To be frank, this is all crap. Hillary hate is largely about her sex (and smarter people than me feel the same way.) Who among the men running for President now is not ambitious, or hungry for power? Our current President is afflicted with one of the most moronic-sounding laughs of all time, but Hillary "cackles" (like a witch...how clever!) Obama could show up to a debate wearing jogging shorts and t-shirts and the press would laugh, but if Hillary shows a little too much cleavage fierce debate ensues (the reminder that she might actually be a woman under her tough exterior seems to appall people the most; how dare she rub her womanhood in their face?)
So, you who are not of the right who profess to "hate" or who "just don't like" Hillary Clinton, I'm calling you out. (Those of you who are on the right; well, let's just say I wouldn't expect anything other than blatant sexism.) Please try to explain to me how your dislike, distrust or aversion to Clinton has anything to do with other than her being a woman. Cite to examples of things you've seen or read about her doing or saying, that would also make you dislike her as a male candidate. I'll be waiting.
UPDATE: Via Lawyers, Guns and Money, Kerry Howley with more on the sexist double-standard Hillary battles:
Add to this useful list of the worst jobs in the world: consultant to any candidate with breasts. Show emotion and you’re weak; show strength and you’re a collection of servos. Respond to attacks with emotion and you’re “angry.” Respond with equanimity and you’re cold and distant. Shy from war and you’re too feminine to lead; embrace it and you’re the establishment’s whore. And the worst thing you can do? Acknowledge, in any way, shape, or form, the existence of sexism in these United States.
Indeed. In fact, Andrew Sullivan regards such acknowledgment as "victimology", which Obama "transcends." If Hillary fails to transcend sexism, it is only because she is not permitted to by frat-boy jokesters who think yelling "iron my shirt!" at a campaign rally is funny, and by commentators such as Sullivan who think that reacting to sexism is playing the victim.
UPDATE II: Jeff Taylor (one of Howley's co-bloggers at Hit & Run), as if sensing an opportune moment to engage in the tried-and-true Clinton stereotyping, also demonstrates that no emotion that Hillary displays can possibly be authentic. Though is article is hardly as interesting as the one in which Andrew Sullivan diagnosis Hillary with something called "Salieri-Mozart syndrome."
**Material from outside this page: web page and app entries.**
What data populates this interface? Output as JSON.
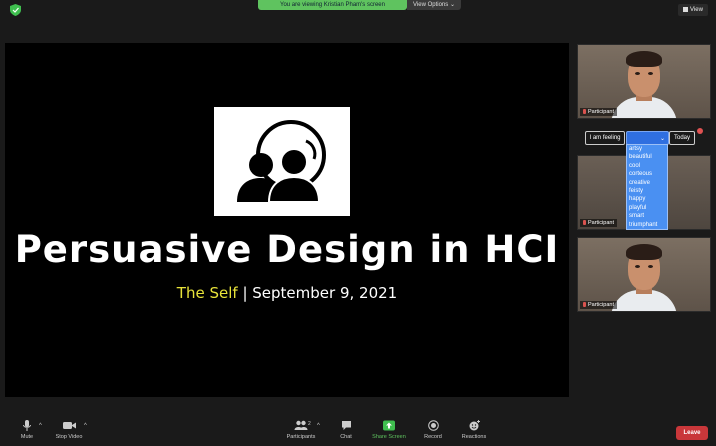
{
  "topbar": {
    "viewing_banner": "You are viewing Kristian Pham's screen",
    "view_options": "View Options ⌄",
    "view_button": "View"
  },
  "slide": {
    "title": "Persuasive Design in HCI",
    "subtitle_highlight": "The Self",
    "subtitle_separator": " | ",
    "subtitle_date": "September 9, 2021"
  },
  "participants": [
    {
      "name": "Participant"
    },
    {
      "name": "Participant"
    },
    {
      "name": "Participant"
    }
  ],
  "feeling_widget": {
    "label": "I am feeling",
    "select_caret": "⌄",
    "suffix": "Today",
    "options": [
      "artsy",
      "beautiful",
      "cool",
      "corteous",
      "creative",
      "feisty",
      "happy",
      "playful",
      "smart",
      "triumphant"
    ]
  },
  "toolbar": {
    "mute": "Mute",
    "stop_video": "Stop Video",
    "participants": "Participants",
    "participants_count": "2",
    "chat": "Chat",
    "share_screen": "Share Screen",
    "record": "Record",
    "reactions": "Reactions",
    "leave": "Leave",
    "caret": "^"
  },
  "colors": {
    "share_green": "#5fc35f",
    "leave_red": "#c9373a",
    "dropdown_blue": "#4a90f2",
    "subtitle_yellow": "#e8e33a"
  }
}
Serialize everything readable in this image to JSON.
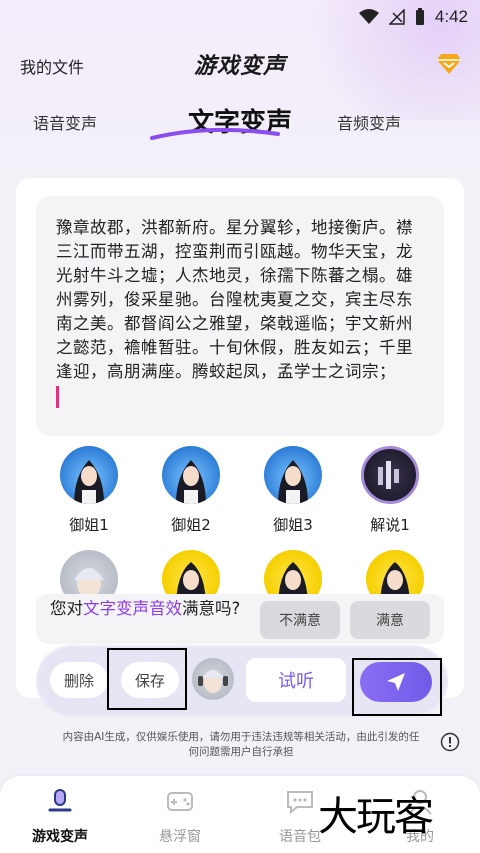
{
  "status_bar": {
    "time": "4:42"
  },
  "header": {
    "my_files": "我的文件",
    "title": "游戏变声"
  },
  "tabs": {
    "voice_change": "语音变声",
    "text_change": "文字变声",
    "audio_change": "音频变声"
  },
  "text_input": {
    "content": "豫章故郡，洪都新府。星分翼轸，地接衡庐。襟三江而带五湖，控蛮荆而引瓯越。物华天宝，龙光射牛斗之墟；人杰地灵，徐孺下陈蕃之榻。雄州雾列，俊采星驰。台隍枕夷夏之交，宾主尽东南之美。都督阎公之雅望，棨戟遥临；宇文新州之懿范，襜帷暂驻。十旬休假，胜友如云；千里逢迎，高朋满座。腾蛟起凤，孟学士之词宗；"
  },
  "voices": [
    {
      "label": "御姐1",
      "style": "blue"
    },
    {
      "label": "御姐2",
      "style": "blue"
    },
    {
      "label": "御姐3",
      "style": "blue"
    },
    {
      "label": "解说1",
      "style": "dark"
    }
  ],
  "feedback": {
    "prefix": "您对",
    "highlight": "文字变声音效",
    "suffix": "满意吗?",
    "dissatisfied": "不满意",
    "satisfied": "满意"
  },
  "actions": {
    "delete": "删除",
    "save": "保存",
    "listen": "试听"
  },
  "disclaimer": "内容由AI生成，仅供娱乐使用，请勿用于违法违规等相关活动，由此引发的任何问题需用户自行承担",
  "bottom_nav": {
    "items": [
      {
        "label": "游戏变声",
        "icon": "microphone-icon"
      },
      {
        "label": "悬浮窗",
        "icon": "gamepad-icon"
      },
      {
        "label": "语音包",
        "icon": "chat-bubble-icon"
      },
      {
        "label": "我的",
        "icon": "person-icon"
      }
    ]
  },
  "watermark": "大玩客",
  "colors": {
    "accent": "#7a5cf0",
    "highlight": "#8a3df0",
    "cursor": "#e0307a"
  }
}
UPDATE III: Via James Wolcott, here's Tom Watson for more. I won't go so far as to hold Obama responsible for not saying something about any of this nonsense (this is politics, and he is trying to win an election and all) but for the rest of it, I think he's on target. Wolcott, for his part, is annoyed by the over-the-top rhetoric of some of Obama's more fervent supporters, of which this piece by Ezra Klein (who I like) is an unfortunate example (something else I also don't hold Obama responsible for.) For a more rational and reasoned assessment and endorsement of Obama see...why, our own little endorsement here!
UPDATE IV: In his post today, Glenn Greenwald informs readers that the love-fest between the media, conservative pundits and Obama won't last five minutes longer than it takes Hillary to drop out of the race. Only time will tell, but I'd put money behind Greenwald's claim.
UPDATE V: Huckabee, of all people, rises to Hillary's defense.